“Additional Christmas Features Adorn Temple Square,” Ensign, Feb. 2001, 76–77
Several new Christmas features focusing on the life of the Savior were added to displays on Temple Square in Salt Lake City this past Christmas.
Set just north of the Tabernacle, a new life-sized nativity scene replaced the one that had been used since 1965. The new display gives a more realistic portrayal of life in Bethlehem at the time of Christ.
Church designers developed highly detailed, strikingly lifelike figures, incorporating research to enhance authenticity. The mannequins are representative of the peoples of the Middle East at the time of Christ, and their clothing reflects period styles.
The nativity scene has shepherds of all ages and a variety of animals. The figures are placed on a cavelike, stone backdrop representing the innkeeper’s stable. A narration of the nativity, broadcast from a nearby sound system, concludes with President Gordon B. Hinckley’s testimony of the living Christ.

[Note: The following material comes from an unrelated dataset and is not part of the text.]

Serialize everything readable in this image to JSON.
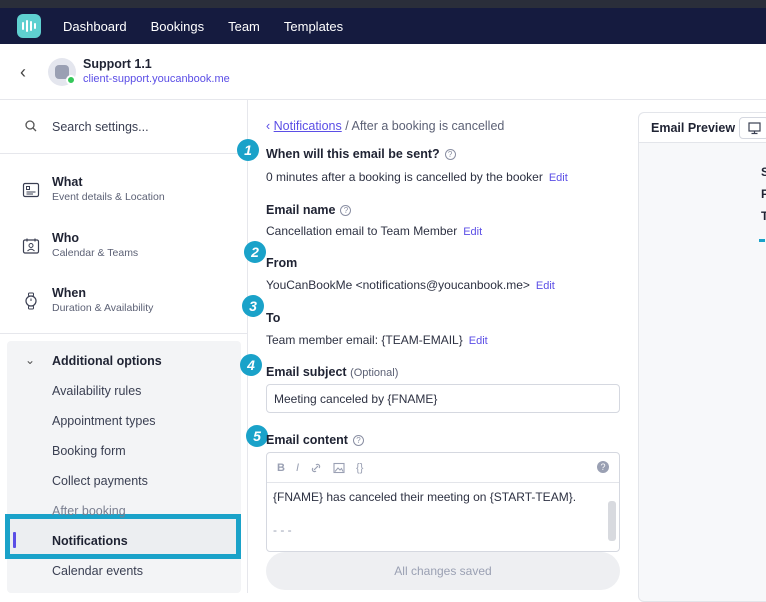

A similar lifelike representation, a new diorama based on Harry Anderson’s painting Christ and the Children, was on display east of the temple. Also on display were four smaller nativity scenes, designed to reflect cultures from “the four corners of the earth,” and 1,000 hand-crafted lights floating on the reflecting pool in front of the temple.
The Conference Center was decorated for Christmas for the first time, its trees blazing with thousands of tiny lights. Hundreds of new luminarias, lanterns with backlighted silhouettes depicting scenes from the Savior’s life, were added to the Church Office Building Plaza.
More than a million people visit Temple Square each Christmas season.